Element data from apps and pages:
-------
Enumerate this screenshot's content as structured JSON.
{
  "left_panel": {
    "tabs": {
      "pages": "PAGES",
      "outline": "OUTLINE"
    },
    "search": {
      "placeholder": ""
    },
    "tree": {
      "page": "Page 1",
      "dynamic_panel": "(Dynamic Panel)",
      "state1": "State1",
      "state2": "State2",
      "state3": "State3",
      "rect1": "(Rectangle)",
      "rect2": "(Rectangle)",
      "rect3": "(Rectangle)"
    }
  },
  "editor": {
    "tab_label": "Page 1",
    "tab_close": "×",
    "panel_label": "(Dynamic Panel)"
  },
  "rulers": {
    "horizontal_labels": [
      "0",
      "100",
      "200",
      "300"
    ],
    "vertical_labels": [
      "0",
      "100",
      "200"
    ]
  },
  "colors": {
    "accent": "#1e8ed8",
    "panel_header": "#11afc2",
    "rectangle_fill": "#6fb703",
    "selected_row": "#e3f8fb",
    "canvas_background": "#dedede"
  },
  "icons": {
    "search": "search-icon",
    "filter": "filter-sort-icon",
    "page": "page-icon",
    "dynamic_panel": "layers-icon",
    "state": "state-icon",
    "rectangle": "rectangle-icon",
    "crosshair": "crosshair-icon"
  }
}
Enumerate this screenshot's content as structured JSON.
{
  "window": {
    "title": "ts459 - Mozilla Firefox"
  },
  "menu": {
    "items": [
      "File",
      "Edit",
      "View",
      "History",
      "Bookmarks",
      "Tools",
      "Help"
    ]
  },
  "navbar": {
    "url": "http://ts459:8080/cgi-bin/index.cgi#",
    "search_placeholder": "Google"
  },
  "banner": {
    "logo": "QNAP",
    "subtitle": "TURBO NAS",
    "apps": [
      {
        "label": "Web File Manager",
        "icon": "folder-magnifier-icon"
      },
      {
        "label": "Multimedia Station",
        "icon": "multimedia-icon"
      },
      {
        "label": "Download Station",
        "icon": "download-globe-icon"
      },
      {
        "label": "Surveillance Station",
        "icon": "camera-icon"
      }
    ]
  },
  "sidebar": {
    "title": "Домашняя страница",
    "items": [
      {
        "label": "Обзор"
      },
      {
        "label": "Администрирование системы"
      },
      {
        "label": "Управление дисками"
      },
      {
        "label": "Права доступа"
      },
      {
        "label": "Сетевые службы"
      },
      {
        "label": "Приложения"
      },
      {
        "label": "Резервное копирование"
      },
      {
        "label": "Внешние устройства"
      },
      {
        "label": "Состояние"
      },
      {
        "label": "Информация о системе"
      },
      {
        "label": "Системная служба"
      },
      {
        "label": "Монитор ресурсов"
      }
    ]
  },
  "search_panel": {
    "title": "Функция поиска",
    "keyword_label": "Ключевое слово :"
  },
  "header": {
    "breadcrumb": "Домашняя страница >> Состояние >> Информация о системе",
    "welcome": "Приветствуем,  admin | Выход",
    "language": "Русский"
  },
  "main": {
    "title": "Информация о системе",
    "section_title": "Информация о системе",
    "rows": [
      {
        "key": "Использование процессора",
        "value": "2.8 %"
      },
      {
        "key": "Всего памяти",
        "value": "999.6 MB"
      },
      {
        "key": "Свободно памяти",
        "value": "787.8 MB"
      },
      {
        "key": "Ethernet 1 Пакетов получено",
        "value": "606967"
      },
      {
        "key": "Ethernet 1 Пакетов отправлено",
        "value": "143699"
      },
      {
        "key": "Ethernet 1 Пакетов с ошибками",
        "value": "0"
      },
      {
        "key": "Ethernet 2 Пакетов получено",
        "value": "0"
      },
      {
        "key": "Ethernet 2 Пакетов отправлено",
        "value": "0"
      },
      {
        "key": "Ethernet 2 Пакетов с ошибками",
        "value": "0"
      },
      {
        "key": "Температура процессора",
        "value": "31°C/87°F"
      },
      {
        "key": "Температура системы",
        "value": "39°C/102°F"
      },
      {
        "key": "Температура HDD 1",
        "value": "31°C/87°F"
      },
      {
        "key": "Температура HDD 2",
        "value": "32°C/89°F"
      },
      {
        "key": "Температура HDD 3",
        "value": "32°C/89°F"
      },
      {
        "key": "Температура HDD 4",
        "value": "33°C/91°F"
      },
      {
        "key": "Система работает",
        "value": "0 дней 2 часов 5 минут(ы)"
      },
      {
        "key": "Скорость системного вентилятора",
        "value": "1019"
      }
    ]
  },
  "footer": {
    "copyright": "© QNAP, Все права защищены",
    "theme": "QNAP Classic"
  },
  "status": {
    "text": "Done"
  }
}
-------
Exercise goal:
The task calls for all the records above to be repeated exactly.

Answer to the problem:
Enumerate this screenshot's content as structured JSON.
{
  "left_panel": {
    "tabs": {
      "pages": "PAGES",
      "outline": "OUTLINE"
    },
    "search": {
      "placeholder": ""
    },
    "tree": {
      "page": "Page 1",
      "dynamic_panel": "(Dynamic Panel)",
      "state1": "State1",
      "state2": "State2",
      "state3": "State3",
      "rect1": "(Rectangle)",
      "rect2": "(Rectangle)",
      "rect3": "(Rectangle)"
    }
  },
  "editor": {
    "tab_label": "Page 1",
    "tab_close": "×",
    "panel_label": "(Dynamic Panel)"
  },
  "rulers": {
    "horizontal_labels": [
      "0",
      "100",
      "200",
      "300"
    ],
    "vertical_labels": [
      "0",
      "100",
      "200"
    ]
  },
  "colors": {
    "accent": "#1e8ed8",
    "panel_header": "#11afc2",
    "rectangle_fill": "#6fb703",
    "selected_row": "#e3f8fb",
    "canvas_background": "#dedede"
  },
  "icons": {
    "search": "search-icon",
    "filter": "filter-sort-icon",
    "page": "page-icon",
    "dynamic_panel": "layers-icon",
    "state": "state-icon",
    "rectangle": "rectangle-icon",
    "crosshair": "crosshair-icon"
  }
}
Enumerate this screenshot's content as structured JSON.
{
  "window": {
    "title": "ts459 - Mozilla Firefox"
  },
  "menu": {
    "items": [
      "File",
      "Edit",
      "View",
      "History",
      "Bookmarks",
      "Tools",
      "Help"
    ]
  },
  "navbar": {
    "url": "http://ts459:8080/cgi-bin/index.cgi#",
    "search_placeholder": "Google"
  },
  "banner": {
    "logo": "QNAP",
    "subtitle": "TURBO NAS",
    "apps": [
      {
        "label": "Web File Manager",
        "icon": "folder-magnifier-icon"
      },
      {
        "label": "Multimedia Station",
        "icon": "multimedia-icon"
      },
      {
        "label": "Download Station",
        "icon": "download-globe-icon"
      },
      {
        "label": "Surveillance Station",
        "icon": "camera-icon"
      }
    ]
  },
  "sidebar": {
    "title": "Домашняя страница",
    "items": [
      {
        "label": "Обзор"
      },
      {
        "label": "Администрирование системы"
      },
      {
        "label": "Управление дисками"
      },
      {
        "label": "Права доступа"
      },
      {
        "label": "Сетевые службы"
      },
      {
        "label": "Приложения"
      },
      {
        "label": "Резервное копирование"
      },
      {
        "label": "Внешние устройства"
      },
      {
        "label": "Состояние"
      },
      {
        "label": "Информация о системе"
      },
      {
        "label": "Системная служба"
      },
      {
        "label": "Монитор ресурсов"
      }
    ]
  },
  "search_panel": {
    "title": "Функция поиска",
    "keyword_label": "Ключевое слово :"
  },
  "header": {
    "breadcrumb": "Домашняя страница >> Состояние >> Информация о системе",
    "welcome": "Приветствуем,  admin | Выход",
    "language": "Русский"
  },
  "main": {
    "title": "Информация о системе",
    "section_title": "Информация о системе",
    "rows": [
      {
        "key": "Использование процессора",
        "value": "2.8 %"
      },
      {
        "key": "Всего памяти",
        "value": "999.6 MB"
      },
      {
        "key": "Свободно памяти",
        "value": "787.8 MB"
      },
      {
        "key": "Ethernet 1 Пакетов получено",
        "value": "606967"
      },
      {
        "key": "Ethernet 1 Пакетов отправлено",
        "value": "143699"
      },
      {
        "key": "Ethernet 1 Пакетов с ошибками",
        "value": "0"
      },
      {
        "key": "Ethernet 2 Пакетов получено",
        "value": "0"
      },
      {
        "key": "Ethernet 2 Пакетов отправлено",
        "value": "0"
      },
      {
        "key": "Ethernet 2 Пакетов с ошибками",
        "value": "0"
      },
      {
        "key": "Температура процессора",
        "value": "31°C/87°F"
      },
      {
        "key": "Температура системы",
        "value": "39°C/102°F"
      },
      {
        "key": "Температура HDD 1",
        "value": "31°C/87°F"
      },
      {
        "key": "Температура HDD 2",
        "value": "32°C/89°F"
      },
      {
        "key": "Температура HDD 3",
        "value": "32°C/89°F"
      },
      {
        "key": "Температура HDD 4",
        "value": "33°C/91°F"
      },
      {
        "key": "Система работает",
        "value": "0 дней 2 часов 5 минут(ы)"
      },
      {
        "key": "Скорость системного вентилятора",
        "value": "1019"
      }
    ]
  },
  "footer": {
    "copyright": "© QNAP, Все права защищены",
    "theme": "QNAP Classic"
  },
  "status": {
    "text": "Done"
  }
}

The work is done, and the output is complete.